The Teenage Girl Phenomenon: Defending Women

Aize Hassan, Photography Editor

   Every once in a while, a new trend comes in, whether it be music or clothing, it does not matter. Teenage girls are usually the most prominent consumers. With that comes extreme scrutiny. But why is that? Why are young girls usually targeted for their interests?

  One of the most prominent examples of this would be “Bieber fever” or the response that came with One Direction when young girls were classified as crazy and obsessive due to their interests in them. Not only that, but it is common to see this in everyday life when women show interest in “manly” things such as bands like The Beatles, which often leads to the widely joked about the response of “Oh yeah? Name every Beatles song.”

   Such scrutiny is embedded in hundreds of years’ worth of misogyny. As women were belittled and put at a lower status than men, their interests were devalued. The housewife “I Love Lucy” ideal of the 1960s is a large contributor as well. Women were stuck at home with nothing to do, thus picking up meaningless and “silly” interests in the eyes of others. Despite the fact that many like to believe that American society has moved past this idea, it is still translated into the inherent misogyny many have today.

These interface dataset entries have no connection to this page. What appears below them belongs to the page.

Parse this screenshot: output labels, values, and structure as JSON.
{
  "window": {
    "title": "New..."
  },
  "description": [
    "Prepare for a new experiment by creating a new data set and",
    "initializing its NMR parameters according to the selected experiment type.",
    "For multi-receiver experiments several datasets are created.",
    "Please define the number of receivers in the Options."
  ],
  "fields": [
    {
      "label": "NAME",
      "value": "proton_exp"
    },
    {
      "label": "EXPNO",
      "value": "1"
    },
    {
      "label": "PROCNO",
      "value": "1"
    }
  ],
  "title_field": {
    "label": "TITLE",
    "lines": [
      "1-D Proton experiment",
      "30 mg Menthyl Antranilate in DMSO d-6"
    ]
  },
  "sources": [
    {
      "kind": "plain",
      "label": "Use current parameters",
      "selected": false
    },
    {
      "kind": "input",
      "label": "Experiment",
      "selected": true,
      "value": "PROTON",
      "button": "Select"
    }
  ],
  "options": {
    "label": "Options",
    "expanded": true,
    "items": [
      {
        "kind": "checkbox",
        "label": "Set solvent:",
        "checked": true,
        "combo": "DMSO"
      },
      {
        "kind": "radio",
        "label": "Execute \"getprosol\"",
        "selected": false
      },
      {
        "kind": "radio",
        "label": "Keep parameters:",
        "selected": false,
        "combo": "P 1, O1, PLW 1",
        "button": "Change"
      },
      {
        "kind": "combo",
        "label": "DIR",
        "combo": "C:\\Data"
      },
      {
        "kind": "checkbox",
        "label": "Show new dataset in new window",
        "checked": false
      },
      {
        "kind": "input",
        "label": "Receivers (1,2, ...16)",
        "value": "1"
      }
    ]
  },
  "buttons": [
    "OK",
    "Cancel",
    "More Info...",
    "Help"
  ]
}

   This misogynistic viewpoint may be surprised as the clock rewinds, though. Returning to the topic of The Beatles, genuinely think about it. Who got them famous? Crazy, obsessive teenage girls. In fact, who got Elvis Presley, the man widely credited with revolutionizing music, famous? Crazy, obsessive teenage girls. Without the help of teenage girls, we would probably not have the evolution that led to modern music.

   This goes beyond just music. It can be seen in clothing, literature, art, movies and so much more. Young women are the pioneers of new trends and are one of the biggest influences on what sells on the market and what fails.

   Pop-culture would be nowhere without their “silly” interests. The scrutiny put on young women for the things they like is frankly outdated. Instead, this “obsessive” period of their life should be celebrated and commended for the things it has managed to accomplish.